Line by line, output the material without altering anything.

> **DATA SHOWN**:
+ + + +

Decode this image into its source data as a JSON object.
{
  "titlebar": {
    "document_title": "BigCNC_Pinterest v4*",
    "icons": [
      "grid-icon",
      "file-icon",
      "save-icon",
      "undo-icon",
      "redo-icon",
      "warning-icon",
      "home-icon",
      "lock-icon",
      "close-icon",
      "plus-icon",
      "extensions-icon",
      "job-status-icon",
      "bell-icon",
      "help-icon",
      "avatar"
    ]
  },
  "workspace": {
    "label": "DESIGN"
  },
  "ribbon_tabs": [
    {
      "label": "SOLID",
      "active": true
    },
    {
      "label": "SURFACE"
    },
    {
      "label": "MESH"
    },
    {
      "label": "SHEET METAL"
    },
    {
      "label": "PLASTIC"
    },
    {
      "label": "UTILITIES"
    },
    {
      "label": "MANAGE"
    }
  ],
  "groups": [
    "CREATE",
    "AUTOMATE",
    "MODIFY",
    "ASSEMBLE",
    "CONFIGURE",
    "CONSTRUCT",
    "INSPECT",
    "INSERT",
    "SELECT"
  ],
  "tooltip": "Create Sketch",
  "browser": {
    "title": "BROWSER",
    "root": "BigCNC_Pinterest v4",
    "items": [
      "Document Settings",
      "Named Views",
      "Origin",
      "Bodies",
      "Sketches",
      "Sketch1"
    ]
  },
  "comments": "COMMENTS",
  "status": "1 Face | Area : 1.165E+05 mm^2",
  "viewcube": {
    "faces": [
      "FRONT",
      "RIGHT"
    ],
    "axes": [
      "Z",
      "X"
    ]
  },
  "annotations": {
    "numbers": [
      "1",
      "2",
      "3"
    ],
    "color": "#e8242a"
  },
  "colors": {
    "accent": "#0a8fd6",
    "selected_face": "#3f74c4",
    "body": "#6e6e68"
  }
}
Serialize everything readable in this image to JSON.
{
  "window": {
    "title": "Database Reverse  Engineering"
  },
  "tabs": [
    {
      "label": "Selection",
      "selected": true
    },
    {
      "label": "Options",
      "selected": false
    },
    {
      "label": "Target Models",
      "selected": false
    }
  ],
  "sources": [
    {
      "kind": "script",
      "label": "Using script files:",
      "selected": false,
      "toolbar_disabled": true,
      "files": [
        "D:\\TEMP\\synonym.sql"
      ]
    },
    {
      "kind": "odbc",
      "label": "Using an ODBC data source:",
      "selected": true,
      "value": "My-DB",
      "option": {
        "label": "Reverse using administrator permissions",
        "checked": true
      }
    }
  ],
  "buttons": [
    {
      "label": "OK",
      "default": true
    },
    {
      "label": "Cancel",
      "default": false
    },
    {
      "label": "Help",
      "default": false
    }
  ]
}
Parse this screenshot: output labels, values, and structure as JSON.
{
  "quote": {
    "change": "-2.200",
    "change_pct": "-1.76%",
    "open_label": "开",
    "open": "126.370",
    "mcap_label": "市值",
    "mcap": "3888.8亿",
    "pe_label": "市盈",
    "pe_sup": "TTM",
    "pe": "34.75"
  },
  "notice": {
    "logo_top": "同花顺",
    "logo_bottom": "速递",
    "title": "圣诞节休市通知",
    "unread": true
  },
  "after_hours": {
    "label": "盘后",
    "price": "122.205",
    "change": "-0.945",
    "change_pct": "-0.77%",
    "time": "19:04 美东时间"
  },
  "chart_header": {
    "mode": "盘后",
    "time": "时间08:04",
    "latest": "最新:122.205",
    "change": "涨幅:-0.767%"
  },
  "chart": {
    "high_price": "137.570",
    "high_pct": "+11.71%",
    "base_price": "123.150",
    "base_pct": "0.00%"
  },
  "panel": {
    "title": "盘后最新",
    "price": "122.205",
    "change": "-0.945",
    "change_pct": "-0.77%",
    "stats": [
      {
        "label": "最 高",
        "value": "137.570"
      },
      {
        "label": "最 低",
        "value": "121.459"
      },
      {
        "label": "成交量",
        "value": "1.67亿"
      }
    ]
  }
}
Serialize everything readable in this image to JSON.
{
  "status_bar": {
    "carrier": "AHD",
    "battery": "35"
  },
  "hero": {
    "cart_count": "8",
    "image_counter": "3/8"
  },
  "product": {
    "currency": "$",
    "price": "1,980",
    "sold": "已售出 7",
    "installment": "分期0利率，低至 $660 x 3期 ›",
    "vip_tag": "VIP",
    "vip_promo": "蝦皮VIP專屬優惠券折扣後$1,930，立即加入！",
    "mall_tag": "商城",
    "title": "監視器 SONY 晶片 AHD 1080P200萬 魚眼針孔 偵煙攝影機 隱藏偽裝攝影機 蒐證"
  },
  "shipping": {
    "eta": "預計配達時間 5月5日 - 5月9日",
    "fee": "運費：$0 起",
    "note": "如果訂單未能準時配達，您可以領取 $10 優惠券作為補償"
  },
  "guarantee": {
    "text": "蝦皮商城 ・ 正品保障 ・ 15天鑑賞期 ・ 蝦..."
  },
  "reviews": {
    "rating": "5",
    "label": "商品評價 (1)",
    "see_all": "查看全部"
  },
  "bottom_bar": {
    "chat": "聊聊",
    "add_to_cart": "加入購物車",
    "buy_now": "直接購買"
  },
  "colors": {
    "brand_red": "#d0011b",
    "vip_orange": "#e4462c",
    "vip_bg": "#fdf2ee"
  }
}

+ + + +

> **REPLY TO THE TASK**:
Decode this image into its source data as a JSON object.
{
  "titlebar": {
    "document_title": "BigCNC_Pinterest v4*",
    "icons": [
      "grid-icon",
      "file-icon",
      "save-icon",
      "undo-icon",
      "redo-icon",
      "warning-icon",
      "home-icon",
      "lock-icon",
      "close-icon",
      "plus-icon",
      "extensions-icon",
      "job-status-icon",
      "bell-icon",
      "help-icon",
      "avatar"
    ]
  },
  "workspace": {
    "label": "DESIGN"
  },
  "ribbon_tabs": [
    {
      "label": "SOLID",
      "active": true
    },
    {
      "label": "SURFACE"
    },
    {
      "label": "MESH"
    },
    {
      "label": "SHEET METAL"
    },
    {
      "label": "PLASTIC"
    },
    {
      "label": "UTILITIES"
    },
    {
      "label": "MANAGE"
    }
  ],
  "groups": [
    "CREATE",
    "AUTOMATE",
    "MODIFY",
    "ASSEMBLE",
    "CONFIGURE",
    "CONSTRUCT",
    "INSPECT",
    "INSERT",
    "SELECT"
  ],
  "tooltip": "Create Sketch",
  "browser": {
    "title": "BROWSER",
    "root": "BigCNC_Pinterest v4",
    "items": [
      "Document Settings",
      "Named Views",
      "Origin",
      "Bodies",
      "Sketches",
      "Sketch1"
    ]
  },
  "comments": "COMMENTS",
  "status": "1 Face | Area : 1.165E+05 mm^2",
  "viewcube": {
    "faces": [
      "FRONT",
      "RIGHT"
    ],
    "axes": [
      "Z",
      "X"
    ]
  },
  "annotations": {
    "numbers": [
      "1",
      "2",
      "3"
    ],
    "color": "#e8242a"
  },
  "colors": {
    "accent": "#0a8fd6",
    "selected_face": "#3f74c4",
    "body": "#6e6e68"
  }
}
Serialize everything readable in this image to JSON.
{
  "window": {
    "title": "Database Reverse  Engineering"
  },
  "tabs": [
    {
      "label": "Selection",
      "selected": true
    },
    {
      "label": "Options",
      "selected": false
    },
    {
      "label": "Target Models",
      "selected": false
    }
  ],
  "sources": [
    {
      "kind": "script",
      "label": "Using script files:",
      "selected": false,
      "toolbar_disabled": true,
      "files": [
        "D:\\TEMP\\synonym.sql"
      ]
    },
    {
      "kind": "odbc",
      "label": "Using an ODBC data source:",
      "selected": true,
      "value": "My-DB",
      "option": {
        "label": "Reverse using administrator permissions",
        "checked": true
      }
    }
  ],
  "buttons": [
    {
      "label": "OK",
      "default": true
    },
    {
      "label": "Cancel",
      "default": false
    },
    {
      "label": "Help",
      "default": false
    }
  ]
}
Parse this screenshot: output labels, values, and structure as JSON.
{
  "quote": {
    "change": "-2.200",
    "change_pct": "-1.76%",
    "open_label": "开",
    "open": "126.370",
    "mcap_label": "市值",
    "mcap": "3888.8亿",
    "pe_label": "市盈",
    "pe_sup": "TTM",
    "pe": "34.75"
  },
  "notice": {
    "logo_top": "同花顺",
    "logo_bottom": "速递",
    "title": "圣诞节休市通知",
    "unread": true
  },
  "after_hours": {
    "label": "盘后",
    "price": "122.205",
    "change": "-0.945",
    "change_pct": "-0.77%",
    "time": "19:04 美东时间"
  },
  "chart_header": {
    "mode": "盘后",
    "time": "时间08:04",
    "latest": "最新:122.205",
    "change": "涨幅:-0.767%"
  },
  "chart": {
    "high_price": "137.570",
    "high_pct": "+11.71%",
    "base_price": "123.150",
    "base_pct": "0.00%"
  },
  "panel": {
    "title": "盘后最新",
    "price": "122.205",
    "change": "-0.945",
    "change_pct": "-0.77%",
    "stats": [
      {
        "label": "最 高",
        "value": "137.570"
      },
      {
        "label": "最 低",
        "value": "121.459"
      },
      {
        "label": "成交量",
        "value": "1.67亿"
      }
    ]
  }
}
Serialize everything readable in this image to JSON.
{
  "status_bar": {
    "carrier": "AHD",
    "battery": "35"
  },
  "hero": {
    "cart_count": "8",
    "image_counter": "3/8"
  },
  "product": {
    "currency": "$",
    "price": "1,980",
    "sold": "已售出 7",
    "installment": "分期0利率，低至 $660 x 3期 ›",
    "vip_tag": "VIP",
    "vip_promo": "蝦皮VIP專屬優惠券折扣後$1,930，立即加入！",
    "mall_tag": "商城",
    "title": "監視器 SONY 晶片 AHD 1080P200萬 魚眼針孔 偵煙攝影機 隱藏偽裝攝影機 蒐證"
  },
  "shipping": {
    "eta": "預計配達時間 5月5日 - 5月9日",
    "fee": "運費：$0 起",
    "note": "如果訂單未能準時配達，您可以領取 $10 優惠券作為補償"
  },
  "guarantee": {
    "text": "蝦皮商城 ・ 正品保障 ・ 15天鑑賞期 ・ 蝦..."
  },
  "reviews": {
    "rating": "5",
    "label": "商品評價 (1)",
    "see_all": "查看全部"
  },
  "bottom_bar": {
    "chat": "聊聊",
    "add_to_cart": "加入購物車",
    "buy_now": "直接購買"
  },
  "colors": {
    "brand_red": "#d0011b",
    "vip_orange": "#e4462c",
    "vip_bg": "#fdf2ee"
  }
}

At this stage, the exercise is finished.